Ahimsa is the first of the yamas of yoga, i.e. the universal moral principles or the recommendations on how to live to become liberated. It carries a message of non-violence and love to all beings, and firstly to oneself.
Our modern life has 2 important features: its pace is fast and we are committed to getting what we want in all of its areas. As a result, we force or rush ourselves to do the next thing. We force ourselves to open our eyes in the morning and get out of bed, then to do the morning routine and rush to the office be on time for work. We do sports and adopt a new diet to ensure we stay young and healthy as long as possible, but we force ourselves to do that.
And then you don’t even notice that you actually force yourself to dress up and go out on the weekends, when the only thing you really want is to stay on your couch, in your pajamas, with a book or a Netflix flick. And all you really need is a little bit of time and space to be on your own and digest the huge amount of impressions accumulated during the week. But the weekend is short and you want to get the most out of it. You ask for more, like Pepsi used to urge us to. Remember?
Well, if you think about it – isn’t it violence against self to force yourself to do what you don’t want to do?
What if you started focusing on your pleasure instead of your to do list? What if tomorrow you woke up to a joyous anticipation of what the day would bring you? Could you get up 5 minutes before to have time for the thing you enjoy, whether it’s morning yoga or cup of coffee on the balcony?
Maybe you could take a slow walk to the subway station while breathing in morning freshness and observing the awaking of the world around you, rather than rushing with the crowd? These small adjustments will only take a few more minutes out of your day, but will add so much more energy for a productive day ahead!

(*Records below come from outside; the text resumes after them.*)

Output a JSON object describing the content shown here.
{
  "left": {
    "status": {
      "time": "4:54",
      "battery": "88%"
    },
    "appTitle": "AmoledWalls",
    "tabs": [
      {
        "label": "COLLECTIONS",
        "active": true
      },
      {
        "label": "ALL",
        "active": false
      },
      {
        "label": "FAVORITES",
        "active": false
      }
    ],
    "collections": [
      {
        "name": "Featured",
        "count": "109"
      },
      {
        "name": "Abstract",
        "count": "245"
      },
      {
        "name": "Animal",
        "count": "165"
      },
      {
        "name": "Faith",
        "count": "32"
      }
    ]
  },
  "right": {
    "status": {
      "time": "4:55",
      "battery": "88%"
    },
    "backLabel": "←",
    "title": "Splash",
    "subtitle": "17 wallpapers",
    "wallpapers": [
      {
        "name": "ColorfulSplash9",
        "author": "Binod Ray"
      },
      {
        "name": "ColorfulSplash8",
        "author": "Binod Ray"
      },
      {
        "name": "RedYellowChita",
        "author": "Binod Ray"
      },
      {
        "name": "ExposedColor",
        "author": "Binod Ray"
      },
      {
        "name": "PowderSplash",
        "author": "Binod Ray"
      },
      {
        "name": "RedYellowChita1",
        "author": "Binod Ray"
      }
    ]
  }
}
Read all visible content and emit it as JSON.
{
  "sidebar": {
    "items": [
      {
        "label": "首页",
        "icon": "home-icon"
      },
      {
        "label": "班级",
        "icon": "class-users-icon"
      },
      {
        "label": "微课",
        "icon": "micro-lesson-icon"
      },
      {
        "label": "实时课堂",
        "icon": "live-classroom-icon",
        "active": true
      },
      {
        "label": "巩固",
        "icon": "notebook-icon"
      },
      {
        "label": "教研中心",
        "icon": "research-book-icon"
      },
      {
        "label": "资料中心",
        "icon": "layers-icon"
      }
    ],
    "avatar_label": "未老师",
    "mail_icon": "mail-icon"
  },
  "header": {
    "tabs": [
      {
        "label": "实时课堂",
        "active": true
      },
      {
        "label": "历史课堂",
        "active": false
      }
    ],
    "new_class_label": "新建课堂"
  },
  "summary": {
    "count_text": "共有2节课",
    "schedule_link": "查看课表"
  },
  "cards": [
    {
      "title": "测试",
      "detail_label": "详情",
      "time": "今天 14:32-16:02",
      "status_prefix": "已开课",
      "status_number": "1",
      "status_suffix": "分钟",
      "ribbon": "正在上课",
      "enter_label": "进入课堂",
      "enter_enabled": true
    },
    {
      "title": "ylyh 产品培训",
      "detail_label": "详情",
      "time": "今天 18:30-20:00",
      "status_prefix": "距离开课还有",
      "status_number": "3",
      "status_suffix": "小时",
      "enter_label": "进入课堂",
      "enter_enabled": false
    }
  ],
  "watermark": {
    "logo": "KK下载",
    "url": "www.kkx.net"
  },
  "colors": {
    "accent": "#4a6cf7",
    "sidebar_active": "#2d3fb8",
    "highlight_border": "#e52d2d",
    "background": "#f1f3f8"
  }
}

And what about enjoying a whole day of doing absolutely nothing next weekend? Block out a day and deliberately make no plans at all. Maybe then spontaneously you’ll feel the desire to work on your body or to cook something really delicious, to draw or go for a walk and daydream.
In practice as a yoga teacher I sometimes see people forcing themselves in a stretch or while in a challenging pose. They push their hips fiercely to open their pelvis, they go into inversions that their bodies are not yet ready for. This is actually counterproductive because we take the energy away from our bodies and invest it into our ambitions. The body holds the memory of suffering and next time it might resist any classes altogether.
Here is some advice on how to bring more simple pleasures into your life:
- When you wake up take a minute to feel into your body. What are your thoughts? What emotions do you experience? A now concentrate on the joy that the day is going to bring you. Even if something really hard is on your list think how much relief it will be to get it off your shoulders! And stretch right in your bed, that’s always a pleasure!
- Take a time in the morning and do what you like. Make it your habit.
- Meditate. Meditation switches your brain into relaxed mode helping you to take a pause and gain a new perspective. If you do it in the morning you set yourself into a calm and peaceful mood right from the start. During your day meditation will reboot you and restore your energy. And in the evening it will slow you down and help digest your day.
- If you do sport build momentum of your practice as long as it energizes you. If you feel pain stop immediately and take a break. Even if today you did less than yesterday. Be kind to yourself!
- And for those of you who do yoga: don’t neglect safety advice and the props! For example, when you sit with your legs crossed (in sukhasana) make sure your knees are the level of your pelvic bones. Use a block if you need to! Even if you are the only one in your class who sits on two blocks this works for you! Your body will appreciate it as it perceives that its comfort is your number one priority. It will remember care and pleasure and will open up step by step.
If you want to feel better the limits of your body in different asanas a teacher can help you on an individual class. If you’re in Moscow you can learn more about what I offer here facebook.com/yogakaterina. Subscribe to my page and I’ll let you know when I’m in NYC!
Disclaimer: This article reflects a part of my personal understanding of the first yama of yoga Ahimsa (non-violence). It does not mean to cover its meaning in its fullness and is certainly narrower than its traditional definition as explained by yoga philosophy, e.g. in Yoga-Sutras of Patanjali.